◆ **WORK TASK**
Scan the entries below for "missing" and copy each line that holds it.

Dataset rows describing interfaces
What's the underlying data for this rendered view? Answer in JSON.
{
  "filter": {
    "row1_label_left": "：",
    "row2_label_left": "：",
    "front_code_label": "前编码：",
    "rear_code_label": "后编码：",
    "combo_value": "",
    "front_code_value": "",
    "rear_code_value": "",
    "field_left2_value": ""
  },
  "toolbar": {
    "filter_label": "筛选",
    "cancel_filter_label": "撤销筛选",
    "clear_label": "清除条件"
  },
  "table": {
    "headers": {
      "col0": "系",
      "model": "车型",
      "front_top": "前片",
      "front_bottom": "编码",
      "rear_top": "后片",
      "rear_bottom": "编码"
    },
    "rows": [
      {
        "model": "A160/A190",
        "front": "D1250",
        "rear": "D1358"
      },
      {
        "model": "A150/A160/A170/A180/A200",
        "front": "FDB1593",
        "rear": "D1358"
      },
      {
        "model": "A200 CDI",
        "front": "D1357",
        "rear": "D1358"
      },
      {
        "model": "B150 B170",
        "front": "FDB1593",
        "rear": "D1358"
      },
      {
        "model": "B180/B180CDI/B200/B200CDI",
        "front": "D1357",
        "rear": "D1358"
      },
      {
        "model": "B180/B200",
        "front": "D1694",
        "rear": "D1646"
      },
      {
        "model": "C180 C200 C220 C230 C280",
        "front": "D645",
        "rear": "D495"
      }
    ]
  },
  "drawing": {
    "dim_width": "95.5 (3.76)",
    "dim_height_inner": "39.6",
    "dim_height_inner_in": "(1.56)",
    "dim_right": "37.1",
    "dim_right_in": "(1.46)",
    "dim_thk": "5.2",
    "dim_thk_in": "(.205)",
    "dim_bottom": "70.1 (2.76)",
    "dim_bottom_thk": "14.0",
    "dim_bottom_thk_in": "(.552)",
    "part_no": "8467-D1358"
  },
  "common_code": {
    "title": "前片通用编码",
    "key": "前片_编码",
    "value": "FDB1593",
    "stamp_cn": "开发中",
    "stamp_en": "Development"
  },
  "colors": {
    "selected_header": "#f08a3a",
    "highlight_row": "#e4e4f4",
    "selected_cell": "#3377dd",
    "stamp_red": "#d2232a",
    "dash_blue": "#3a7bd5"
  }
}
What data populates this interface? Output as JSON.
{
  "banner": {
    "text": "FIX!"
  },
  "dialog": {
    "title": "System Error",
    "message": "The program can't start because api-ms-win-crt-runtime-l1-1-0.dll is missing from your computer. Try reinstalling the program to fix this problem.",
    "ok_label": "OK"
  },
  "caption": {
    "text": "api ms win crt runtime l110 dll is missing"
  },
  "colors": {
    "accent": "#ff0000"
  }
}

◆ **OUTPUT OF THE TASK**
    "message": "The program can't start because api-ms-win-crt-runtime-l1-1-0.dll is missing from your computer. Try reinstalling the program to fix this problem.",
    "text": "api ms win crt runtime l110 dll is missing"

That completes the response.